“Why do you write? Why do you write the way you do? Are you trying to influence your readers, and, if so, how? What role do your books play? Do you constantly cross out and correct or do you write straight out of your head? What is it like to be a famous writer and what effect does it have on your family?…And by the way, how would you define yourself?”
When the Author, the otherwise unnamed main character of Amos Oz’s newest work, arrives at a literary evening at the Shunia Shor Community Center in Tel Aviv as the special guest, he expects the usual sorts of questions from his audience. What his audience never suspects is that the author, while answering their sometimes intrusive questions about himself, is secretly inventing names and imaginary lives for them, connecting them to each other, and even continuing his musings about them well into the night after the meeting is concluded. Approximately thirty-five characters, either in the audience or peripheral to the stories the Author is creating, dominate the Author’s interior life, even as the real humans behind these stories are talking with him about his work. When the audience leaves the community center, they are unaware of their continuing lives in the Author’s imagination.
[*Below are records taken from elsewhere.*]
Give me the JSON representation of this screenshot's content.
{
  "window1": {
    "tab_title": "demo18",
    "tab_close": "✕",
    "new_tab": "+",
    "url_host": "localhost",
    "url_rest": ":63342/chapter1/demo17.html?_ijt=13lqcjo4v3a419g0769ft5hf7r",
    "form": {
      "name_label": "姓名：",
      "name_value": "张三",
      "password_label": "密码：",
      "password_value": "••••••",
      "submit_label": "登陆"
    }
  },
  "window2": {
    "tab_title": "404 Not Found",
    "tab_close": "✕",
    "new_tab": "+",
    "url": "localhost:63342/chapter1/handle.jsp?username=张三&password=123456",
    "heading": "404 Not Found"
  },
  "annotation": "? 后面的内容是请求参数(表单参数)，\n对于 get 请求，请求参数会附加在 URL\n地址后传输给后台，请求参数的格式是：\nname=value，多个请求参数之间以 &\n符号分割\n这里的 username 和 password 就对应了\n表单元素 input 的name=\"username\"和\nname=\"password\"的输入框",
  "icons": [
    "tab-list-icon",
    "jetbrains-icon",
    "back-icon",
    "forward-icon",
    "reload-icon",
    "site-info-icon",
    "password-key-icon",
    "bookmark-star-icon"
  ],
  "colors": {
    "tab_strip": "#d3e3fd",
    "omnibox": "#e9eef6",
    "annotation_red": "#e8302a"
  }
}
Among these characters is Tsefania Beit-Halachmi (also known as Avraham “Bumek” Schuldenfrei), an elderly poet who is the author of a collection of poems called Rhyming Life and Death.” The poems themselves echo throughout the book—mostly doggerel—as both the narrator/Author and the book’s author, Amos Oz, explore serious questions of life and death, and eventually some less serious questions of sex and death.
Following the meeting at the community center, the Author escorts the unattractive and painfully shy Rochele Reznik, home after the meeting, hoping for an evening of passion. His failure leads him to explore of the ideas of another invented character, Arnold Bartok, a part-time philosopher who has noted that “It is not life and death that came into the world as a pair, but sex and death.” Death, Bartok believes, “appeared aeons later than life,” when sexual reproduction was created, and it is sex that has led to aging and death. “We simply have to find a way of eliminating sex,” he says, “so as to rid our world of the inevitability of death, and of so much suffering as well.
Taking a modernist approach to writing, Oz plays with the form of the book, creating a wide cast of characters who exemplify the themes which he (and, of course the Author) wishes to explore, issues both serious and tongue in cheek. The attractive waitress at the café where the Author has coffee becomes “Ricky,” whose football-playing boyfriend “Charlie” has also enjoyed the favors of “Lucy,” runner-up in the Queen of the Waves contest, who married the son of Ovadya Hazzam, who won a lottery and is now dying of cancer in a miserable hospital room. Miriam Nehorait, a middle-aged culture lover at the meeting, may have had a relationship with a sixteen-year-old, unhappy and hypersensitive young poet in the audience, who is anxious to have the Author read his poems, and they may have been observed by yet another woman, a neighborhood snoop. Arnold Bartok’s mother, age 86, and paralyzed from the waist down sleeps beside him at night, while Yerucham Shdemati is dying of a blood disease. The lecturer Bar-Orian, widowed twice and living alone, has been abandoned by his only daughter. Life is difficult and usually painful; death is inevitable—and also painful.
Life and death and love and sex echo throughout the novella, as the Author wends his way through the city after his literary evening, thinking about his characters and not always willing or able to differentiate between his imaginative life and his real life. Twice divorced, he himself is returning to an empty apartment at four a.m. When he arrives, the alarm system of a car is screaming because it “can no longer bear its loneliness.” The man on the other side of the Author’s apartment wall is weeping, and a nightbird is shrieking. When the Author opens the local newspaper before going to bed, he discovers that Tsefania Beit-Halachmi, the author of Rhyming Life and Death, has just died. “Once in a while it is worth turning on the light to clarify what is going on,” he declares simply.
Though the “novel” blurs the boundaries of reality and imagination and leaves a number of loose ends and undeveloped ideas, Oz provides an unusual and creative meditation on his themes and on the transience of happiness, life, love, and fame. Often darkly humorous and ironic, the author offers few glimmers of hope for the future, however. Life is what it is, and though we can escape from reality through dreams and our imaginations, Oz lets us know that sooner or later we must all “turn on the light to clarify what is going on.” It is not much to look forward to. “Tomorrow,” he tells us, “will be warm and humid, too. And, in fact, tomorrow is today.”
Photos, in order: The author’s photo accompanies a story (in Spanish) wondering about the chances of Amos Oz winning the Nobel Prize for Literature: http://www.justa.com
The street scene at night in Tel Aviv is from http://themusicunderground.wordpress.com